» What this task involves
Look through the data below for the string "icon", and copy every line where it turns up.

(Provided data)

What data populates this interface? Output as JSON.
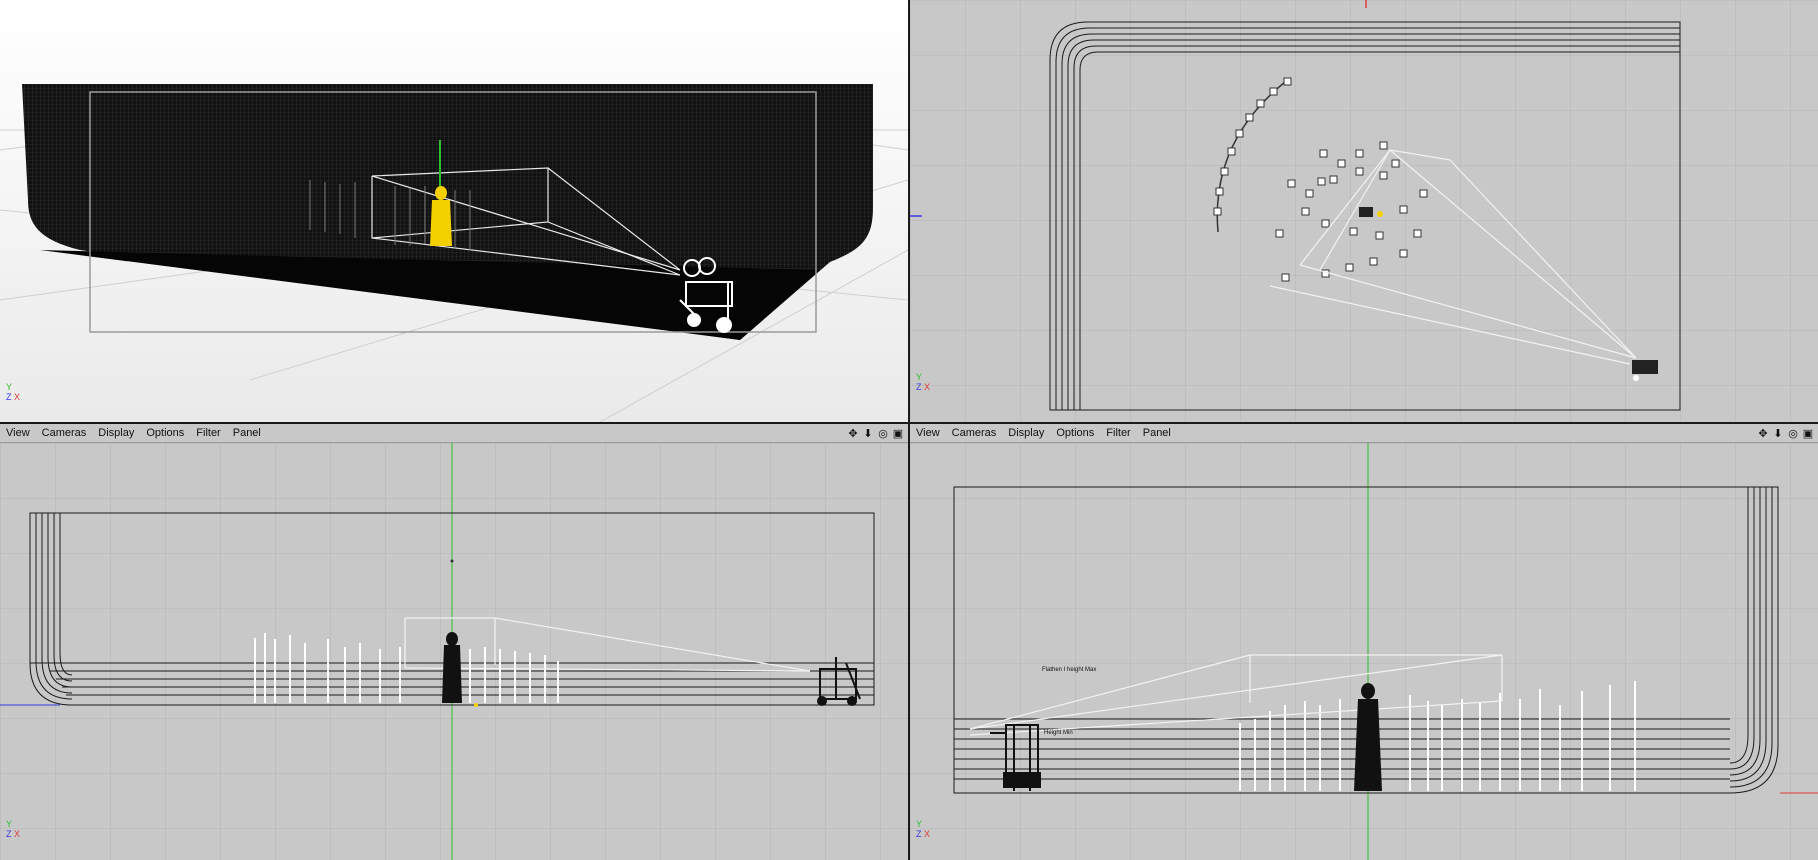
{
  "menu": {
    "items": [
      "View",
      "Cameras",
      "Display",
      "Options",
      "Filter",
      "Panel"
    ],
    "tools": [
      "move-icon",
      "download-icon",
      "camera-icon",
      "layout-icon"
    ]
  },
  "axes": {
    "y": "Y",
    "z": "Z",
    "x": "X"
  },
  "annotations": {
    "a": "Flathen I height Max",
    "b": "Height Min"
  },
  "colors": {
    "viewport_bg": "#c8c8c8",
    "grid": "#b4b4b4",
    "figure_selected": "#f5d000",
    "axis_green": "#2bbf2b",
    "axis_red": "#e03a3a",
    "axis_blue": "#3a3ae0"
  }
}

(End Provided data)

» Completed task
      "move-icon",
      "download-icon",
      "camera-icon",
      "layout-icon"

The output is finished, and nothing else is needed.